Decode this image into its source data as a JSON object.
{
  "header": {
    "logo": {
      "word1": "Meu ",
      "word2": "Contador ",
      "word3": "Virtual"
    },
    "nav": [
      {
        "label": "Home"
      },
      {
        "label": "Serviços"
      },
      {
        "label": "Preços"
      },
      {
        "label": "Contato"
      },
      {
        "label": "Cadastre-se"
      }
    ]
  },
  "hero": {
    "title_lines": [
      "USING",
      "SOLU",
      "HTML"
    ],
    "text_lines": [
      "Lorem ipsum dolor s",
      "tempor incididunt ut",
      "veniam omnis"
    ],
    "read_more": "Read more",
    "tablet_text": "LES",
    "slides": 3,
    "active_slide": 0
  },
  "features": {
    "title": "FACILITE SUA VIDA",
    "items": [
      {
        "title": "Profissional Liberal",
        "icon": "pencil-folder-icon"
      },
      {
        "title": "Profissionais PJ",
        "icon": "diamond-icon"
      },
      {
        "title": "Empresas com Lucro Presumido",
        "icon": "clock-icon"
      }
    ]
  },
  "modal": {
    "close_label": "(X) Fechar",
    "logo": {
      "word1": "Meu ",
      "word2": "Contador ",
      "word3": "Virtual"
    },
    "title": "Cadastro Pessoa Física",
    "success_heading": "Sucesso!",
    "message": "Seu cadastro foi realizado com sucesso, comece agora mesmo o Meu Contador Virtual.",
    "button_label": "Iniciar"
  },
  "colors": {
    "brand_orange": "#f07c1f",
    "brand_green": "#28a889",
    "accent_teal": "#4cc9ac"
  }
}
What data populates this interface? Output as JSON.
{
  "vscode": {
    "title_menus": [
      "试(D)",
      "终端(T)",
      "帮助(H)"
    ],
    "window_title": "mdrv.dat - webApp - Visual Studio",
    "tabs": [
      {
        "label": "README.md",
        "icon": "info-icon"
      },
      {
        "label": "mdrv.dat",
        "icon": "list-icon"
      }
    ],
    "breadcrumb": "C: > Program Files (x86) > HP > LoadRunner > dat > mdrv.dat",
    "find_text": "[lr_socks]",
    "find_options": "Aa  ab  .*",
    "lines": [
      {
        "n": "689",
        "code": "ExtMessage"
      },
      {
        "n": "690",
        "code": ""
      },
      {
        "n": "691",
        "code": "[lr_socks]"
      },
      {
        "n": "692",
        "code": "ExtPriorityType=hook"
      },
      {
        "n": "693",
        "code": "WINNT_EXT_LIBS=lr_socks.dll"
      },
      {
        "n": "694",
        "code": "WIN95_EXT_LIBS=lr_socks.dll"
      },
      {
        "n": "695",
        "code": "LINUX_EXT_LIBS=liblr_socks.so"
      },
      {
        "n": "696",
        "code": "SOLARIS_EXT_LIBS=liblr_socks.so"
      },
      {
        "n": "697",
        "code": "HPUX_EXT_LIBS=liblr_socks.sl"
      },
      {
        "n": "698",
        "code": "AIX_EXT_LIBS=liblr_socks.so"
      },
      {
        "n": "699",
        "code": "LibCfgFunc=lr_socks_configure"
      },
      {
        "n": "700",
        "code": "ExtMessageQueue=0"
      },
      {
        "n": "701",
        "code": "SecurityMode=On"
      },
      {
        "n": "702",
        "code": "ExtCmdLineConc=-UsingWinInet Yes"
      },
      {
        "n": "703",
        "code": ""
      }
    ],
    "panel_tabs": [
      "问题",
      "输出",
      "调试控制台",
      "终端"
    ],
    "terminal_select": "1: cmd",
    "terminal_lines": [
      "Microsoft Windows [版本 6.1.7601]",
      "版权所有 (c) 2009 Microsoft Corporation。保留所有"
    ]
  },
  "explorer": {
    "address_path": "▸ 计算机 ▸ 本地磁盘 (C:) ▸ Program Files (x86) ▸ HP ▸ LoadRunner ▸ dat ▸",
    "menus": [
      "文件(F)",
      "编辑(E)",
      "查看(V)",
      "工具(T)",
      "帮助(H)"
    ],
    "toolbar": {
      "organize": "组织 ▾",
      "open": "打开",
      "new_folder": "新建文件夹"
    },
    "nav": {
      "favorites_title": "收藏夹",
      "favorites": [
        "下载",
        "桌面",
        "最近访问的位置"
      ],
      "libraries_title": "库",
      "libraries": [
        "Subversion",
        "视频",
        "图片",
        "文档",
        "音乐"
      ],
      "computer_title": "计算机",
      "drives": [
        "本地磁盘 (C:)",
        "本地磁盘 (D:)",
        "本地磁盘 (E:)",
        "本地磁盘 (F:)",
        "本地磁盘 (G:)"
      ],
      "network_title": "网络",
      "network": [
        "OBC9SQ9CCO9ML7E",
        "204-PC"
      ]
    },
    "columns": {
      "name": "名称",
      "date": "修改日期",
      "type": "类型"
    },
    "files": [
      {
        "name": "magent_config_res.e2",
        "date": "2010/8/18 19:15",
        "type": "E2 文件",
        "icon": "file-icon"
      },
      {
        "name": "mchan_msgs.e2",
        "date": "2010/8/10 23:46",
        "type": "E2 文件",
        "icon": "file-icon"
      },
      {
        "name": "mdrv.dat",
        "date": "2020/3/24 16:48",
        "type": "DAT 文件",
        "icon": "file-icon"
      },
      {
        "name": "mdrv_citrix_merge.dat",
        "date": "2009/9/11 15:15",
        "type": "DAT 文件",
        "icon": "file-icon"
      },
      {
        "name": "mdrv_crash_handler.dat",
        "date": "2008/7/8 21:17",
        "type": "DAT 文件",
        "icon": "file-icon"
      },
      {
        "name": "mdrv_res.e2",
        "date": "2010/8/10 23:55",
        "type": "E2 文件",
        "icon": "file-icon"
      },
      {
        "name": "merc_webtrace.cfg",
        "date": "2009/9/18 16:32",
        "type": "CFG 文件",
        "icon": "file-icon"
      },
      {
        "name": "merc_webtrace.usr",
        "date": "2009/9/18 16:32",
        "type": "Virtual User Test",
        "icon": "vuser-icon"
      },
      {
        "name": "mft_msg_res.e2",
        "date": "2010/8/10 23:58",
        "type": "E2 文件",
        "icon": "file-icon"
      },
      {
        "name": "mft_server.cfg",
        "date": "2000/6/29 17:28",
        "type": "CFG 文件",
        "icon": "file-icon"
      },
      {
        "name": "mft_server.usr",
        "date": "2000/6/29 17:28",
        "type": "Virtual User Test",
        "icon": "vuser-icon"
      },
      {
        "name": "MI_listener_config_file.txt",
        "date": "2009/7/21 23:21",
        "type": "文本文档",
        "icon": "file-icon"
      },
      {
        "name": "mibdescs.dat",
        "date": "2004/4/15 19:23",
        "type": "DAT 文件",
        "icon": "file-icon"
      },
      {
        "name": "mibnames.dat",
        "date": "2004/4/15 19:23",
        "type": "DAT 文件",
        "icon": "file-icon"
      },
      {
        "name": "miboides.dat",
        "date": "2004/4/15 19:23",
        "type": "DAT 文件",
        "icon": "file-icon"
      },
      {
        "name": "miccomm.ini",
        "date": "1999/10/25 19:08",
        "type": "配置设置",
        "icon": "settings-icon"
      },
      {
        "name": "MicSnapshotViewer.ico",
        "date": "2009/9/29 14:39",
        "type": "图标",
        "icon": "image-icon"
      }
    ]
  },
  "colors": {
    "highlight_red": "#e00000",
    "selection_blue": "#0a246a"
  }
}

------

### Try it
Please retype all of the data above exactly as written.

### Problem solution
Decode this image into its source data as a JSON object.
{
  "header": {
    "logo": {
      "word1": "Meu ",
      "word2": "Contador ",
      "word3": "Virtual"
    },
    "nav": [
      {
        "label": "Home"
      },
      {
        "label": "Serviços"
      },
      {
        "label": "Preços"
      },
      {
        "label": "Contato"
      },
      {
        "label": "Cadastre-se"
      }
    ]
  },
  "hero": {
    "title_lines": [
      "USING",
      "SOLU",
      "HTML"
    ],
    "text_lines": [
      "Lorem ipsum dolor s",
      "tempor incididunt ut",
      "veniam omnis"
    ],
    "read_more": "Read more",
    "tablet_text": "LES",
    "slides": 3,
    "active_slide": 0
  },
  "features": {
    "title": "FACILITE SUA VIDA",
    "items": [
      {
        "title": "Profissional Liberal",
        "icon": "pencil-folder-icon"
      },
      {
        "title": "Profissionais PJ",
        "icon": "diamond-icon"
      },
      {
        "title": "Empresas com Lucro Presumido",
        "icon": "clock-icon"
      }
    ]
  },
  "modal": {
    "close_label": "(X) Fechar",
    "logo": {
      "word1": "Meu ",
      "word2": "Contador ",
      "word3": "Virtual"
    },
    "title": "Cadastro Pessoa Física",
    "success_heading": "Sucesso!",
    "message": "Seu cadastro foi realizado com sucesso, comece agora mesmo o Meu Contador Virtual.",
    "button_label": "Iniciar"
  },
  "colors": {
    "brand_orange": "#f07c1f",
    "brand_green": "#28a889",
    "accent_teal": "#4cc9ac"
  }
}
What data populates this interface? Output as JSON.
{
  "vscode": {
    "title_menus": [
      "试(D)",
      "终端(T)",
      "帮助(H)"
    ],
    "window_title": "mdrv.dat - webApp - Visual Studio",
    "tabs": [
      {
        "label": "README.md",
        "icon": "info-icon"
      },
      {
        "label": "mdrv.dat",
        "icon": "list-icon"
      }
    ],
    "breadcrumb": "C: > Program Files (x86) > HP > LoadRunner > dat > mdrv.dat",
    "find_text": "[lr_socks]",
    "find_options": "Aa  ab  .*",
    "lines": [
      {
        "n": "689",
        "code": "ExtMessage"
      },
      {
        "n": "690",
        "code": ""
      },
      {
        "n": "691",
        "code": "[lr_socks]"
      },
      {
        "n": "692",
        "code": "ExtPriorityType=hook"
      },
      {
        "n": "693",
        "code": "WINNT_EXT_LIBS=lr_socks.dll"
      },
      {
        "n": "694",
        "code": "WIN95_EXT_LIBS=lr_socks.dll"
      },
      {
        "n": "695",
        "code": "LINUX_EXT_LIBS=liblr_socks.so"
      },
      {
        "n": "696",
        "code": "SOLARIS_EXT_LIBS=liblr_socks.so"
      },
      {
        "n": "697",
        "code": "HPUX_EXT_LIBS=liblr_socks.sl"
      },
      {
        "n": "698",
        "code": "AIX_EXT_LIBS=liblr_socks.so"
      },
      {
        "n": "699",
        "code": "LibCfgFunc=lr_socks_configure"
      },
      {
        "n": "700",
        "code": "ExtMessageQueue=0"
      },
      {
        "n": "701",
        "code": "SecurityMode=On"
      },
      {
        "n": "702",
        "code": "ExtCmdLineConc=-UsingWinInet Yes"
      },
      {
        "n": "703",
        "code": ""
      }
    ],
    "panel_tabs": [
      "问题",
      "输出",
      "调试控制台",
      "终端"
    ],
    "terminal_select": "1: cmd",
    "terminal_lines": [
      "Microsoft Windows [版本 6.1.7601]",
      "版权所有 (c) 2009 Microsoft Corporation。保留所有"
    ]
  },
  "explorer": {
    "address_path": "▸ 计算机 ▸ 本地磁盘 (C:) ▸ Program Files (x86) ▸ HP ▸ LoadRunner ▸ dat ▸",
    "menus": [
      "文件(F)",
      "编辑(E)",
      "查看(V)",
      "工具(T)",
      "帮助(H)"
    ],
    "toolbar": {
      "organize": "组织 ▾",
      "open": "打开",
      "new_folder": "新建文件夹"
    },
    "nav": {
      "favorites_title": "收藏夹",
      "favorites": [
        "下载",
        "桌面",
        "最近访问的位置"
      ],
      "libraries_title": "库",
      "libraries": [
        "Subversion",
        "视频",
        "图片",
        "文档",
        "音乐"
      ],
      "computer_title": "计算机",
      "drives": [
        "本地磁盘 (C:)",
        "本地磁盘 (D:)",
        "本地磁盘 (E:)",
        "本地磁盘 (F:)",
        "本地磁盘 (G:)"
      ],
      "network_title": "网络",
      "network": [
        "OBC9SQ9CCO9ML7E",
        "204-PC"
      ]
    },
    "columns": {
      "name": "名称",
      "date": "修改日期",
      "type": "类型"
    },
    "files": [
      {
        "name": "magent_config_res.e2",
        "date": "2010/8/18 19:15",
        "type": "E2 文件",
        "icon": "file-icon"
      },
      {
        "name": "mchan_msgs.e2",
        "date": "2010/8/10 23:46",
        "type": "E2 文件",
        "icon": "file-icon"
      },
      {
        "name": "mdrv.dat",
        "date": "2020/3/24 16:48",
        "type": "DAT 文件",
        "icon": "file-icon"
      },
      {
        "name": "mdrv_citrix_merge.dat",
        "date": "2009/9/11 15:15",
        "type": "DAT 文件",
        "icon": "file-icon"
      },
      {
        "name": "mdrv_crash_handler.dat",
        "date": "2008/7/8 21:17",
        "type": "DAT 文件",
        "icon": "file-icon"
      },
      {
        "name": "mdrv_res.e2",
        "date": "2010/8/10 23:55",
        "type": "E2 文件",
        "icon": "file-icon"
      },
      {
        "name": "merc_webtrace.cfg",
        "date": "2009/9/18 16:32",
        "type": "CFG 文件",
        "icon": "file-icon"
      },
      {
        "name": "merc_webtrace.usr",
        "date": "2009/9/18 16:32",
        "type": "Virtual User Test",
        "icon": "vuser-icon"
      },
      {
        "name": "mft_msg_res.e2",
        "date": "2010/8/10 23:58",
        "type": "E2 文件",
        "icon": "file-icon"
      },
      {
        "name": "mft_server.cfg",
        "date": "2000/6/29 17:28",
        "type": "CFG 文件",
        "icon": "file-icon"
      },
      {
        "name": "mft_server.usr",
        "date": "2000/6/29 17:28",
        "type": "Virtual User Test",
        "icon": "vuser-icon"
      },
      {
        "name": "MI_listener_config_file.txt",
        "date": "2009/7/21 23:21",
        "type": "文本文档",
        "icon": "file-icon"
      },
      {
        "name": "mibdescs.dat",
        "date": "2004/4/15 19:23",
        "type": "DAT 文件",
        "icon": "file-icon"
      },
      {
        "name": "mibnames.dat",
        "date": "2004/4/15 19:23",
        "type": "DAT 文件",
        "icon": "file-icon"
      },
      {
        "name": "miboides.dat",
        "date": "2004/4/15 19:23",
        "type": "DAT 文件",
        "icon": "file-icon"
      },
      {
        "name": "miccomm.ini",
        "date": "1999/10/25 19:08",
        "type": "配置设置",
        "icon": "settings-icon"
      },
      {
        "name": "MicSnapshotViewer.ico",
        "date": "2009/9/29 14:39",
        "type": "图标",
        "icon": "image-icon"
      }
    ]
  },
  "colors": {
    "highlight_red": "#e00000",
    "selection_blue": "#0a246a"
  }
}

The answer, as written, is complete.